Also about VHDL/Verilog struct/records, we can say that they are really dirty tricks, without true parameterization and reusability capabilities, trying to hide the fact that those languages were poorly designed.

Meta Hardware Description capabilities

Basically VHDL and Verilog provide some elaboration tools which aren’t directly mapped into hardware as loops / generate statements / macro / function / procedure / task. But that’s all.

And even then, they are really limited. For instance, one can’t define process/always/component/module blocks into a task/procedure. It is really a bottleneck for many fancy things.

With SpinalHDL you can call a user-defined task/procedure on a bus like that: myHandshakeBus.queue(depth=64). Below is some code including the definition.

// Define the concept of handshake bus
class Stream[T <: Data](dataType:  T) extends Bundle {
  val valid   = Bool()
  val ready   = Bool()
  val payload = cloneOf(dataType)

  // Define an operator to connect the left operand (this) to the right operand (that)
  def >>(that: Stream[T]): Unit = {
    that.valid := this.valid
    this.ready := that.ready
    that.payload := this.payload

  // Return a Stream connected to this via a FIFO of depth elements
  def queue(depth: Int): Stream[T] = {
    val fifo = new StreamFifo(dataType, depth)
    this >>

Let’s see further, imagine you want to define a state machine.
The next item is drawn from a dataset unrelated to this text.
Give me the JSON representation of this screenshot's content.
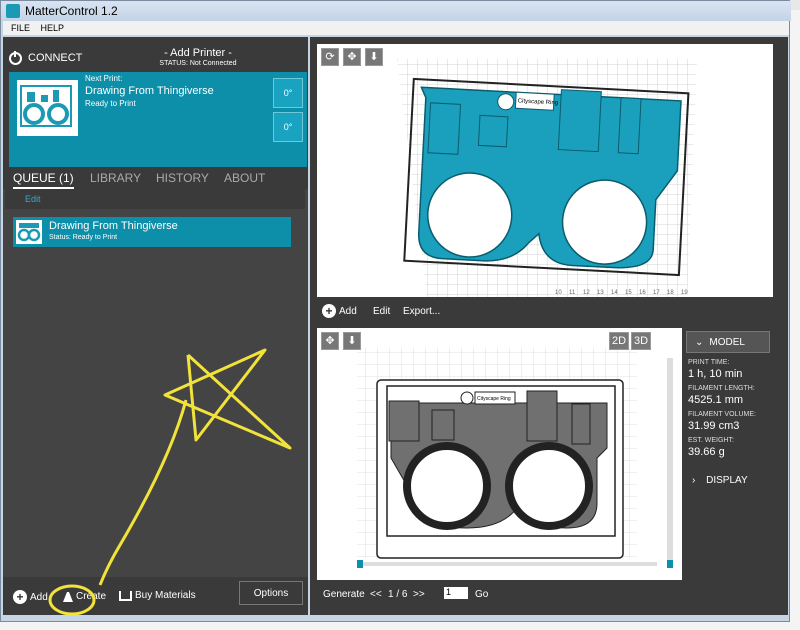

With VHDL/Verilog you have to write a lot of raw code with some switch statements to do it. You can’t define the notion of “StateMachine”, which would give you a nice syntax to define each state. Else you can use a third-party tool to draw your state machine and then generate your VHDL/Verilog equivalent code…

Meta-hardware description capabilities of SpinalHDL enable you to define your own tools which then allow you to define things in abstracts ways, as for state machines.

Below is an simple example of the usage of a state machine abstraction defined on the top of SpinalHDL:

// Define a new state machine
val fsm = new StateMachine{
  // Define all states
  val stateA, stateB, stateC = new State

  // Set the entry point

  // Define a register used into the state machine
  val counter = Reg(UInt(8 bits)) init (0)

  // Define the state machine behaviour for each state
  stateA.whenIsActive (goto(stateB))

  stateB.onEntry(counter := 0)
  stateB.onExit(io.result := True)
  stateB.whenIsActive {
    counter := counter + 1
    when(counter === 4){


Imagine you want to generate the instruction decoding of your CPU. It could require some fancy elaboration time algorithms to generate the less logic possible. But in VHDL/Verilog, your only option to do these kind of things is to write a script which generates the .vhd and .v that you want.

There is really much to say about meta-hardware description, but the only true way to understand it and get its real taste is to experiment it. The goal with it is to stop playing with wires and gates, to start taking some distance with that low level stuff, to think reusable.